A lesson in impermanence
This was cancelled early, it's unfinished work, so that even after 9 hours of narrative time it feels like only the first few pages have been turned; but were we any better for having seen six seasons of The Sopranos rather than two, did it enrich that much more?
I came to it for Mann, one of the preeminent makers of the alert eye in our time, the finished thing turned out to be in the template of The Sopranos and Deadwood where the actors and word are the vessels for drama. It is complex plotwise and immersive enough because colorful characters articulately snarl at each other; but complex expression is not deep intuition, immersion is not concentration.
So it might seem like complex work if you get caught up in the schemes for money and ownership and here is where the lack of resolution will disappoint, it ends just as the stage has been set for conflict. But if you don't get tangled up in them, you can discern all that matters.

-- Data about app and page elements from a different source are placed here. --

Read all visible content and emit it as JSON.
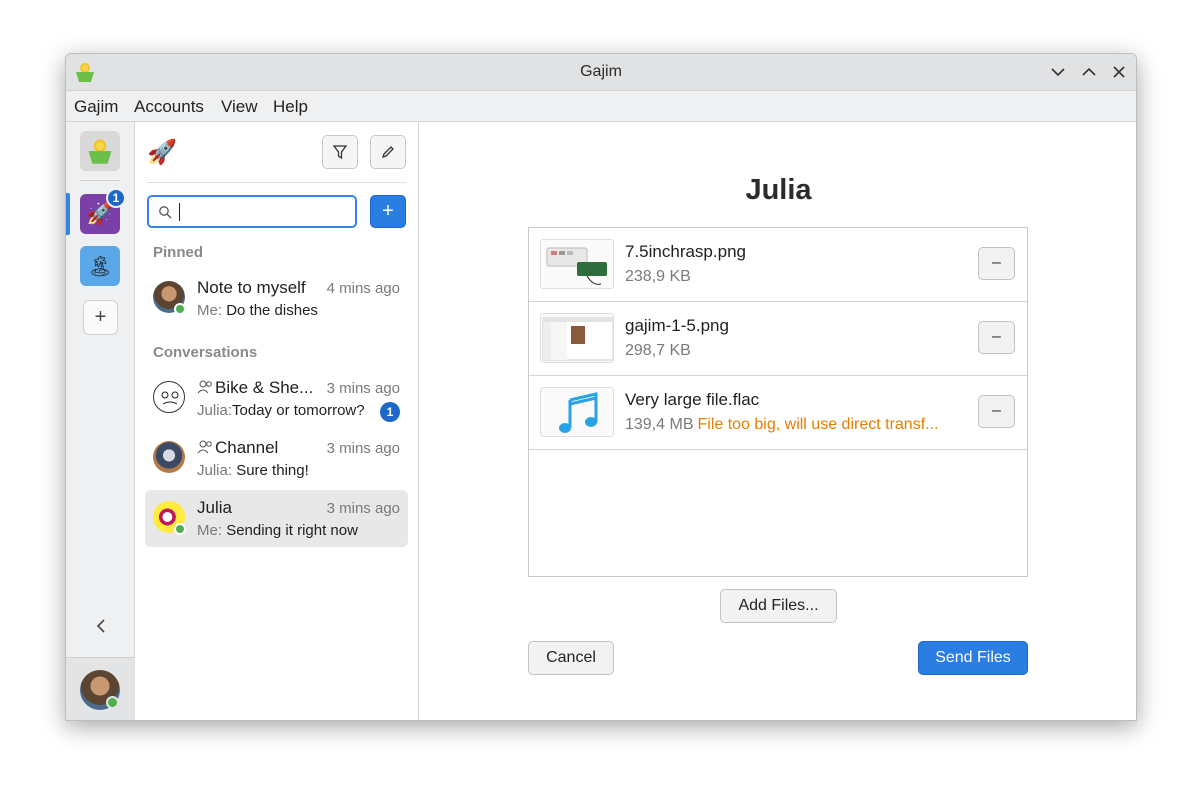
{
  "window": {
    "title": "Gajim"
  },
  "menu": [
    "Gajim",
    "Accounts",
    "View",
    "Help"
  ],
  "accounts": {
    "workspace_badge": "1"
  },
  "search": {
    "value": "",
    "placeholder": ""
  },
  "sections": {
    "pinned": "Pinned",
    "conversations": "Conversations"
  },
  "pinned": [
    {
      "name": "Note to myself",
      "time": "4 mins ago",
      "who": "Me:",
      "text": "Do the dishes"
    }
  ],
  "conversations": [
    {
      "name": "Bike & She...",
      "time": "3 mins ago",
      "who": "Julia:",
      "text": "Today or tomorrow?",
      "unread": "1",
      "group": true
    },
    {
      "name": "Channel",
      "time": "3 mins ago",
      "who": "Julia:",
      "text": "Sure thing!",
      "group": true
    },
    {
      "name": "Julia",
      "time": "3 mins ago",
      "who": "Me:",
      "text": "Sending it right now",
      "selected": true
    }
  ],
  "main": {
    "contact": "Julia",
    "files": [
      {
        "name": "7.5inchrasp.png",
        "size": "238,9 KB",
        "warning": ""
      },
      {
        "name": "gajim-1-5.png",
        "size": "298,7 KB",
        "warning": ""
      },
      {
        "name": "Very large file.flac",
        "size": "139,4 MB",
        "warning": "File too big, will use direct transf..."
      }
    ],
    "remove_label": "–",
    "add_files": "Add Files...",
    "cancel": "Cancel",
    "send": "Send Files"
  },
  "colors": {
    "accent": "#2a7de1",
    "warning": "#e67e00",
    "online": "#4caf50"
  }
}
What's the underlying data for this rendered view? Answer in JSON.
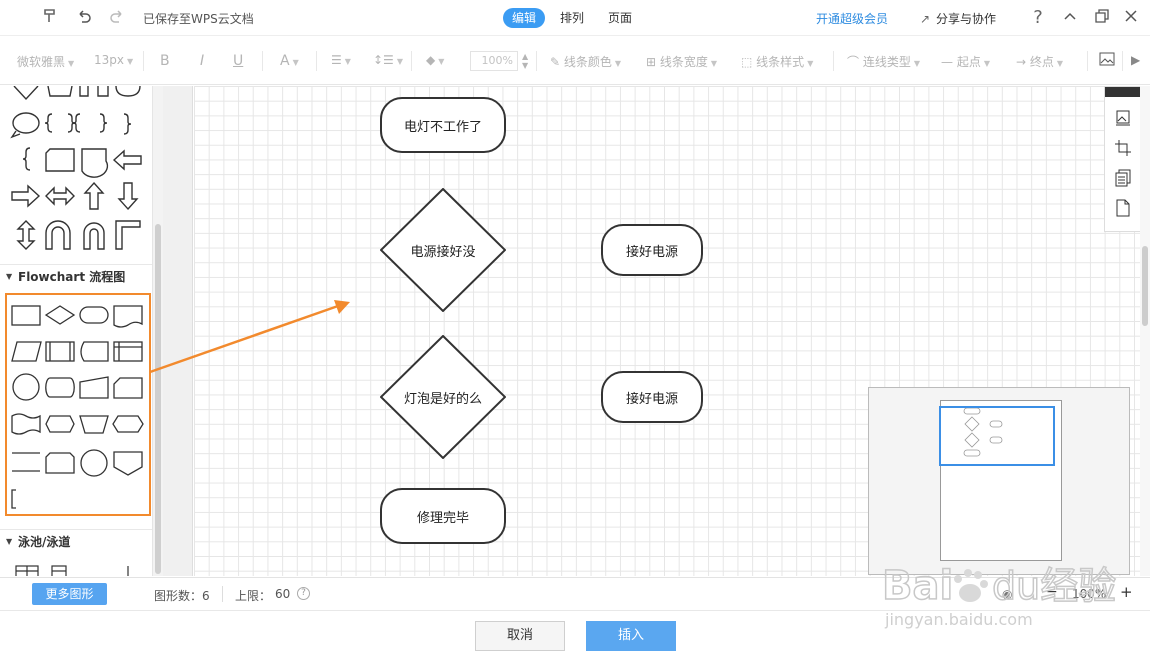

The racetrack as the stage of drama with desperate souls caught viewing by the sidelines at what they have chosen to have a stake in. The Jewish mobster who wants to buy off the racetrack will win against his rival but at what cost to his soul? Loved ones will perish, it could be a grandson or a horse, so that we finally awaken at what had been valuable all this time.
It's all in the horses and what they exemplify, magnificent creatures that everyone should spend some time with. Characters of course ignore the horses as anything more than ticket slips that buy them a seat in that arena of spectacle where their presence can be rewarded with the anxiety of winning or losing. To what purpose? So they can carry the drama with them in unfulfilled lives until another scheme the next day.
So this is the insight to leave this with, it's in Mann's pilot and the last episode. The horses race marvelously simply for having the exhilarating capacity to do it, there is no "horse race" for them and only running, doing without ego. The viewers watch from the sides transfixed. Would any of this have meaning for them had they not hedged a bet that imbues the beauty with the anxiety and drama of winning or losing? Would they be at all there? Would you?
So if you're disappointed that we don't get to find out how any of the schemes pans out (Turo's race fixing, the old man's legal trouble), you become like they are, bogged down in meaningless schemes. Meanwhile what has the capacity to enrich had been right under your nose all this time, simply being there to take care of something for its capacity to be what it is; the woman who arranges the horse caring program for inmates inserts this notion in the small portion we have.
But with the caveat that it will not always be there for you to postpone it. A horse might have to be put down. A show might be cancelled.